To wrap up our study on coral I wanted to include a stop to see the infamous Coral Castle which is also a historic landmark. When I first read about the castle (about 2 years ago) I asked several people we knew if they’ve ever visited and though a few said it was on their list, no one I knew had ever gone! After our recent trip there I can only say, what a shame that is! Although its in the middle of a commercial area (thus seeming out of place), it’s truly a neat place to visit and the tour guides are VERY knowledgeable.
Built by Edward Leedskalnin the Coral Castle (once known as Rock Gate Park) is constructed of over 1,100 tons of coral that Ed excavated, moved and built without any assistance or heavy machinery ( in the middle of the night) as a testimony for his undying love to Agnes—a woman 10 years his junior whom he was engaged to marry and who called off their wedding the day before and then refused to ever visit the castle he built in her honor! I’m not sure what it was that turned her off so bad on poor Ed, perhaps she heard about the Petulance Corner (his version of time out) that he built for both her and the children?
One of the reasons the Coral Castle is amazing is that Ed was only five feet tall and weighed just 100 pounds while some of the coral that he constructed was sometimes 4,000 feet thick! He was very secretive so he worked at night when no one could observe him.
Today the Coral Castle is beautiful, but the coral is obviously not in the original condition that it was when Ed constructed it. Originally it was all perfectly smooth and today, it has weathered and rough (in part to hurricane and a previous owner who pressure washed everything).
Ed’s work has continued to baffle scientists over the years. Not one of them can figure out how a man with only a 4th grade education was able to achieve so much and even construct an a/c current generator and what is now known as a pressure cooker using recycled auto parts. Some have even compared his secret method of construction to Stonehenge and the Great Pyramids.
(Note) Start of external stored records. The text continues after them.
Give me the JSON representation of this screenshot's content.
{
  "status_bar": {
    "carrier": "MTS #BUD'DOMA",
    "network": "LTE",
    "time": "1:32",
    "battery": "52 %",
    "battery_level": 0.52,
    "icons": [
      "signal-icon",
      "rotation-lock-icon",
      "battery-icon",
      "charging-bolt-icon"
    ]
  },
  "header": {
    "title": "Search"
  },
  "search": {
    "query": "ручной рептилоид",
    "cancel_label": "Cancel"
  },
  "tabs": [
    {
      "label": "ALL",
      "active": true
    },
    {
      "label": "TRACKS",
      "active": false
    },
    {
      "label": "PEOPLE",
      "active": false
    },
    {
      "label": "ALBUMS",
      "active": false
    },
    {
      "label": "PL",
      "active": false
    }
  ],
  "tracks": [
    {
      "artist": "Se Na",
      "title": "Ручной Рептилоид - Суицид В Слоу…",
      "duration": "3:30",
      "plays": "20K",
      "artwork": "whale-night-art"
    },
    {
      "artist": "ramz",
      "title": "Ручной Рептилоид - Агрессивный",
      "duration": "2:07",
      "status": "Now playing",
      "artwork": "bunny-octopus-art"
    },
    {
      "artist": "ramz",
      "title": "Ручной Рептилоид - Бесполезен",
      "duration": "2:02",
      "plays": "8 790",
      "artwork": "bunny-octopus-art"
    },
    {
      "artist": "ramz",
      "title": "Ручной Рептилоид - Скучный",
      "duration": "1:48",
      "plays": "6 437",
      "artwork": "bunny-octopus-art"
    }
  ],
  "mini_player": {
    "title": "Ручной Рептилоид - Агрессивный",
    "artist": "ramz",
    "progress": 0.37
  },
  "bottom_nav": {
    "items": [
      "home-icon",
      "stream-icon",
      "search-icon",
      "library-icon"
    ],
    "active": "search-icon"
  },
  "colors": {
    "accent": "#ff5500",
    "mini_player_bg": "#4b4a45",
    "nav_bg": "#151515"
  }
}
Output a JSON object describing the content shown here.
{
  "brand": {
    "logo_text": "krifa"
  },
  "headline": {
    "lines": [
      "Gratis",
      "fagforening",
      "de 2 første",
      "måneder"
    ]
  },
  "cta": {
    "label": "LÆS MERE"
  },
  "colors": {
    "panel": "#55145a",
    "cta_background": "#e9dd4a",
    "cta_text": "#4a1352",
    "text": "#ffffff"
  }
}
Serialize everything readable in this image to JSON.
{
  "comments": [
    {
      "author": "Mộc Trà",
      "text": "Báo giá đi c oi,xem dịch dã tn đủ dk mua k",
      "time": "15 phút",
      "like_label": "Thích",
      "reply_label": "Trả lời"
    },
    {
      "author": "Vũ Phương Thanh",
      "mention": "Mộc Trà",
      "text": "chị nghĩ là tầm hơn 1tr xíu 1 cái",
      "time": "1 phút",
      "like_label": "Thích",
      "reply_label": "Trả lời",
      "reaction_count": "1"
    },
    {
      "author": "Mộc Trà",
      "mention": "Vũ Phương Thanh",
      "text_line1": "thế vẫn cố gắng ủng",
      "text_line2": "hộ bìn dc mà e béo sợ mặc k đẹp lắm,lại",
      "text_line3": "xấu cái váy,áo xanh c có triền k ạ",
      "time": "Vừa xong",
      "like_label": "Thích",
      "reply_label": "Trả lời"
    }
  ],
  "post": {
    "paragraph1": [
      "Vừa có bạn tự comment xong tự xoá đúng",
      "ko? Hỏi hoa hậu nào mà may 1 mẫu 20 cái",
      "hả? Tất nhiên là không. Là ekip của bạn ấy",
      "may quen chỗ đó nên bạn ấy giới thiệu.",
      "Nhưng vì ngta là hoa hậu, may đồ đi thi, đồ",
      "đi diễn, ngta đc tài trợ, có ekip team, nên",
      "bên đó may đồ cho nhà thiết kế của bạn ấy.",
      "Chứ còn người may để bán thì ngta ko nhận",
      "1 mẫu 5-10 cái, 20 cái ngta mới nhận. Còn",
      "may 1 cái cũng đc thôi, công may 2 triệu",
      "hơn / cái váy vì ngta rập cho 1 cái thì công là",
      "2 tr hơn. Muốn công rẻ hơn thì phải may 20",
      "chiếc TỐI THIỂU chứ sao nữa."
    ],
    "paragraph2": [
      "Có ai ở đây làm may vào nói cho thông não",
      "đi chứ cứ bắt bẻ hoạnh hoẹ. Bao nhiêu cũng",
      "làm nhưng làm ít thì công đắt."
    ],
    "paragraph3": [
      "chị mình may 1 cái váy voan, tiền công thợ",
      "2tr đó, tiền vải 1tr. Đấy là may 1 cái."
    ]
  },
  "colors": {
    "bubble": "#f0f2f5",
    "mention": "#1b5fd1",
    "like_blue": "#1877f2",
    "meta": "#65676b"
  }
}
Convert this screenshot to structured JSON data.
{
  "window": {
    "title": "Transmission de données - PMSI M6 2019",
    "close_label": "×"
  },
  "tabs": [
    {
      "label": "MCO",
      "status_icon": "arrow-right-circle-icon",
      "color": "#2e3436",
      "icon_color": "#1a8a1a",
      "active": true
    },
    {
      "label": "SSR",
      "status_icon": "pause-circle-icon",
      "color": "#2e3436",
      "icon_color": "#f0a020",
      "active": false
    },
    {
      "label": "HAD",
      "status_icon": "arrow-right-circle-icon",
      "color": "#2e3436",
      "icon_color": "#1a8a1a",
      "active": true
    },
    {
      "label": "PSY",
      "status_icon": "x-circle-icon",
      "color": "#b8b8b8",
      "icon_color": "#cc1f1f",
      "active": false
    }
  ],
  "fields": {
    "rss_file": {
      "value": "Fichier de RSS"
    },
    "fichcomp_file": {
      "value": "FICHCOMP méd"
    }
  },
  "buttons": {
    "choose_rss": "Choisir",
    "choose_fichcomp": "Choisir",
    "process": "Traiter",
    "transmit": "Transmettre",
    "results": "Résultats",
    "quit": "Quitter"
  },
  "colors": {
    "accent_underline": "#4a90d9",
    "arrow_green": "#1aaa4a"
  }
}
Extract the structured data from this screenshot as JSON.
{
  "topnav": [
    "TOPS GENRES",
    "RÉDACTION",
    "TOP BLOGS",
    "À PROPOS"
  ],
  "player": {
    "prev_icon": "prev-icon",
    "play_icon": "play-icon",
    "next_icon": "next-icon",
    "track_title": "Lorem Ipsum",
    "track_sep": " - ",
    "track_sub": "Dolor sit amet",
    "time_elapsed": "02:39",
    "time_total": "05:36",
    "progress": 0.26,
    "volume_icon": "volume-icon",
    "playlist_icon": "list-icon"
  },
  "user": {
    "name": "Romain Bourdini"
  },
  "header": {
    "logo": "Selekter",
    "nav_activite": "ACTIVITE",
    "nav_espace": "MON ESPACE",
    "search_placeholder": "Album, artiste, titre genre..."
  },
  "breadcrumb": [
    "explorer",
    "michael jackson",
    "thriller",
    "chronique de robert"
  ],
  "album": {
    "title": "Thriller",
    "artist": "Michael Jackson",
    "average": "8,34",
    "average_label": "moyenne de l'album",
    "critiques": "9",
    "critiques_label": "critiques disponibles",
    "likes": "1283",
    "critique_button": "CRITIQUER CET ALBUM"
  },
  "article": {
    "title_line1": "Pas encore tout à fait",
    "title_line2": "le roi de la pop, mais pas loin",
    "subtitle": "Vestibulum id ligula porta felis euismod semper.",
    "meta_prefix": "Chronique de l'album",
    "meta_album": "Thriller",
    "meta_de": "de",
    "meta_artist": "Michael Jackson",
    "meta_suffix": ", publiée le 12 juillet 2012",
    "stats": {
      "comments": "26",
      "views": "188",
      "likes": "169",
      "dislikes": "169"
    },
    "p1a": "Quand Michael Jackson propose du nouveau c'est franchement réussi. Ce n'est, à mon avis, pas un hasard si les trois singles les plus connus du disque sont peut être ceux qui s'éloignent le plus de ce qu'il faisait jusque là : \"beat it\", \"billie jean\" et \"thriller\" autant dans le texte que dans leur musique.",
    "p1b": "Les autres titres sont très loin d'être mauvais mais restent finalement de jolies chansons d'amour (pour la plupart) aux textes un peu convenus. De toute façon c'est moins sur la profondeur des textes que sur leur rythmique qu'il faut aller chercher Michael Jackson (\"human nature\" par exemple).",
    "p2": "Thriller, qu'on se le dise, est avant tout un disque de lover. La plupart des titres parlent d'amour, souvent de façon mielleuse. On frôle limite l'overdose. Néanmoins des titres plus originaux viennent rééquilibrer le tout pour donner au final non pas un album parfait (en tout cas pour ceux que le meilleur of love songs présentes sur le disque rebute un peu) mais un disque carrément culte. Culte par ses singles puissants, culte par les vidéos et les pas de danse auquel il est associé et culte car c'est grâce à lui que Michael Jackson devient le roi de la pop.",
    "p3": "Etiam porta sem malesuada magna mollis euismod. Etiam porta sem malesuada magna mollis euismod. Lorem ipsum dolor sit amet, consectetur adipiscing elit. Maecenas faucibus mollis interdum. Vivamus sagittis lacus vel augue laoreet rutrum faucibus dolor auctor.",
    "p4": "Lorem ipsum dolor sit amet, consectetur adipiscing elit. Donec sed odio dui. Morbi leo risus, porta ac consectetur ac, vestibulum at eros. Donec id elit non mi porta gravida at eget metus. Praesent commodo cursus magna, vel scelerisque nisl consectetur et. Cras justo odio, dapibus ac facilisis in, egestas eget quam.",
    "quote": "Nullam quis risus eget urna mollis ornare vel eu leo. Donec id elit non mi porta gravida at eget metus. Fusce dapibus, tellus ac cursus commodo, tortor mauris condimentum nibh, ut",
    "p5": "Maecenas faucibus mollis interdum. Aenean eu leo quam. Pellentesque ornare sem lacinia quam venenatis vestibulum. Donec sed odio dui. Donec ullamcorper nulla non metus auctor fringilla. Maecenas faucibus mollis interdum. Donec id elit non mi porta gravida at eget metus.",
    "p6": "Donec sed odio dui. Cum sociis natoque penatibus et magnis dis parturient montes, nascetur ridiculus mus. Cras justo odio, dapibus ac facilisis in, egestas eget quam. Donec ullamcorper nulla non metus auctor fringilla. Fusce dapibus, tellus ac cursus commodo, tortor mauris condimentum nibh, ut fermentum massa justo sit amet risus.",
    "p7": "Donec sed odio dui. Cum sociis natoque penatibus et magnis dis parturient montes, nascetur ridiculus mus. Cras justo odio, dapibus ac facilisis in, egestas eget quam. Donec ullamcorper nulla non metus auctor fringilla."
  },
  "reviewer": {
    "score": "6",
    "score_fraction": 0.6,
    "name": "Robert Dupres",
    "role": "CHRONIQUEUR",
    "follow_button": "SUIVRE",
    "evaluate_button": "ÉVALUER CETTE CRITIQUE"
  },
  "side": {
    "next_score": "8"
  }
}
We had a wonderful time and were most impressed by the literature we were given and the wonderful guides that were on hand to give tours and really bring to life what you saw. G-man could probably get a job as a tour guide when he turns 16 as I caught him giving mini tours for his brother and sister (repeating practically verbatim what he had heard the guide say previously).
The kids had a wonderful time and could have easily stayed longer. They enjoyed sitting in all the various chairs and thrones. My favorite was the Florida table complete with water basin (for lake Okeechobee).
We did purchase the DVD for the drive home. It was a very interesting place to visit and it was amazing to see what one (love sick) man was able to create from coral.
The website is under construction but you can view some of the photos here.